▶ **WHAT TO WORK ON**
Take from the data every line in which the word "icon" is found.
──────── RECORDS PROVIDED ────────
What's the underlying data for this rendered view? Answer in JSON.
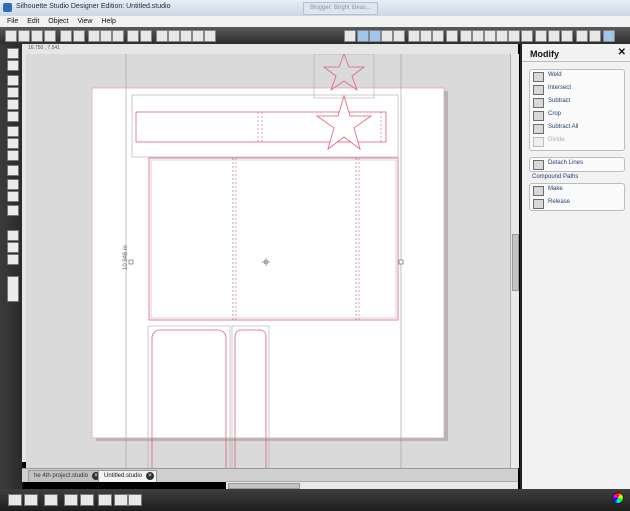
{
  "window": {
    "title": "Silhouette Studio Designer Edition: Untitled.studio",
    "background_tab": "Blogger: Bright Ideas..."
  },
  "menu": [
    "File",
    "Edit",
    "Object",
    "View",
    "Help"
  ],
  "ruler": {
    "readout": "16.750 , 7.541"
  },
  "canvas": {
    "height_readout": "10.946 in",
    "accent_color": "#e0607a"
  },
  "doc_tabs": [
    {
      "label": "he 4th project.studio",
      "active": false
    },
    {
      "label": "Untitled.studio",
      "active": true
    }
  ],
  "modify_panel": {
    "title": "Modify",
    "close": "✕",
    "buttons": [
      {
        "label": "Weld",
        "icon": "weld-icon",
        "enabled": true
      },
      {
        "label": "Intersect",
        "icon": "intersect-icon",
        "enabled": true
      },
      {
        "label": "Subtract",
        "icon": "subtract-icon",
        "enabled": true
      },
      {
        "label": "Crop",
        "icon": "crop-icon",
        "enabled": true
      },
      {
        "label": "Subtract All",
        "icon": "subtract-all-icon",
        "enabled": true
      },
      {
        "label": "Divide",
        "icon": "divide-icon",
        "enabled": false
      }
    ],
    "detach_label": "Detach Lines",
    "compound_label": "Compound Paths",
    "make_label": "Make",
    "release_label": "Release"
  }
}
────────
▶ **WRITTEN SOLUTION**
        "icon": "weld-icon",
        "icon": "intersect-icon",
        "icon": "subtract-icon",
        "icon": "crop-icon",
        "icon": "subtract-all-icon",
        "icon": "divide-icon",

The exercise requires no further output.